Work instruction:
Set down the whole listing that follows, precisely as written.

Listed records:

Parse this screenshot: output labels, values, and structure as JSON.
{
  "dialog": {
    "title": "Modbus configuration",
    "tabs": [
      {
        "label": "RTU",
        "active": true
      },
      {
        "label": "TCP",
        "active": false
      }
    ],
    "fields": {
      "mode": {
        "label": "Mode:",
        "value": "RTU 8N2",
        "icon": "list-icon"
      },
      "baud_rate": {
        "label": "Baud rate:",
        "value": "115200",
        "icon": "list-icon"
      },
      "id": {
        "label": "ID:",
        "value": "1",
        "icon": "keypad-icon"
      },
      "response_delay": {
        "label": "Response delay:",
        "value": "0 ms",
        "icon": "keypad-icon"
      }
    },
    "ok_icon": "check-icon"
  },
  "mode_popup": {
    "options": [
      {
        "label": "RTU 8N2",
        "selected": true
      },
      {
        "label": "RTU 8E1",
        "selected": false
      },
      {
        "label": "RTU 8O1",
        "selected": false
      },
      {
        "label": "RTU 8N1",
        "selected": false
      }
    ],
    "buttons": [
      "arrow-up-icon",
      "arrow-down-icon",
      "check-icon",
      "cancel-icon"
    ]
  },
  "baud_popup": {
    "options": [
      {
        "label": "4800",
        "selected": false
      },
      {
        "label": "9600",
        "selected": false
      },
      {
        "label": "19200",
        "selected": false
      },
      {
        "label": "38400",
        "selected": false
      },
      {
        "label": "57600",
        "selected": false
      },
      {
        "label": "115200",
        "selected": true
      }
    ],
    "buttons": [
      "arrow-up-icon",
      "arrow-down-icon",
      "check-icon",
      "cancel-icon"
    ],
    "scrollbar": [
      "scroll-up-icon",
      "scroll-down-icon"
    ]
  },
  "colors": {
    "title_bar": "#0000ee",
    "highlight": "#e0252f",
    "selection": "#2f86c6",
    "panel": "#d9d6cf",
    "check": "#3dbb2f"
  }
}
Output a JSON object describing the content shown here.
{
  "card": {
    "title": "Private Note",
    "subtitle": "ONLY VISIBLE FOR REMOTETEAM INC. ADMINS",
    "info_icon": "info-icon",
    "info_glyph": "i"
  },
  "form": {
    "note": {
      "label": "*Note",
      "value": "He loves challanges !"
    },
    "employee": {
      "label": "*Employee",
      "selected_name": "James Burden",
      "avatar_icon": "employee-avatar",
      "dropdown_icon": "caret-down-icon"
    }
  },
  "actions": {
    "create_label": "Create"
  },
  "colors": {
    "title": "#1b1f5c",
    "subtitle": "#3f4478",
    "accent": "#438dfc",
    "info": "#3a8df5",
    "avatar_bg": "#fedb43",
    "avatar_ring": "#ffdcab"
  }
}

Solution:
Parse this screenshot: output labels, values, and structure as JSON.
{
  "dialog": {
    "title": "Modbus configuration",
    "tabs": [
      {
        "label": "RTU",
        "active": true
      },
      {
        "label": "TCP",
        "active": false
      }
    ],
    "fields": {
      "mode": {
        "label": "Mode:",
        "value": "RTU 8N2",
        "icon": "list-icon"
      },
      "baud_rate": {
        "label": "Baud rate:",
        "value": "115200",
        "icon": "list-icon"
      },
      "id": {
        "label": "ID:",
        "value": "1",
        "icon": "keypad-icon"
      },
      "response_delay": {
        "label": "Response delay:",
        "value": "0 ms",
        "icon": "keypad-icon"
      }
    },
    "ok_icon": "check-icon"
  },
  "mode_popup": {
    "options": [
      {
        "label": "RTU 8N2",
        "selected": true
      },
      {
        "label": "RTU 8E1",
        "selected": false
      },
      {
        "label": "RTU 8O1",
        "selected": false
      },
      {
        "label": "RTU 8N1",
        "selected": false
      }
    ],
    "buttons": [
      "arrow-up-icon",
      "arrow-down-icon",
      "check-icon",
      "cancel-icon"
    ]
  },
  "baud_popup": {
    "options": [
      {
        "label": "4800",
        "selected": false
      },
      {
        "label": "9600",
        "selected": false
      },
      {
        "label": "19200",
        "selected": false
      },
      {
        "label": "38400",
        "selected": false
      },
      {
        "label": "57600",
        "selected": false
      },
      {
        "label": "115200",
        "selected": true
      }
    ],
    "buttons": [
      "arrow-up-icon",
      "arrow-down-icon",
      "check-icon",
      "cancel-icon"
    ],
    "scrollbar": [
      "scroll-up-icon",
      "scroll-down-icon"
    ]
  },
  "colors": {
    "title_bar": "#0000ee",
    "highlight": "#e0252f",
    "selection": "#2f86c6",
    "panel": "#d9d6cf",
    "check": "#3dbb2f"
  }
}
Output a JSON object describing the content shown here.
{
  "card": {
    "title": "Private Note",
    "subtitle": "ONLY VISIBLE FOR REMOTETEAM INC. ADMINS",
    "info_icon": "info-icon",
    "info_glyph": "i"
  },
  "form": {
    "note": {
      "label": "*Note",
      "value": "He loves challanges !"
    },
    "employee": {
      "label": "*Employee",
      "selected_name": "James Burden",
      "avatar_icon": "employee-avatar",
      "dropdown_icon": "caret-down-icon"
    }
  },
  "actions": {
    "create_label": "Create"
  },
  "colors": {
    "title": "#1b1f5c",
    "subtitle": "#3f4478",
    "accent": "#438dfc",
    "info": "#3a8df5",
    "avatar_bg": "#fedb43",
    "avatar_ring": "#ffdcab"
  }
}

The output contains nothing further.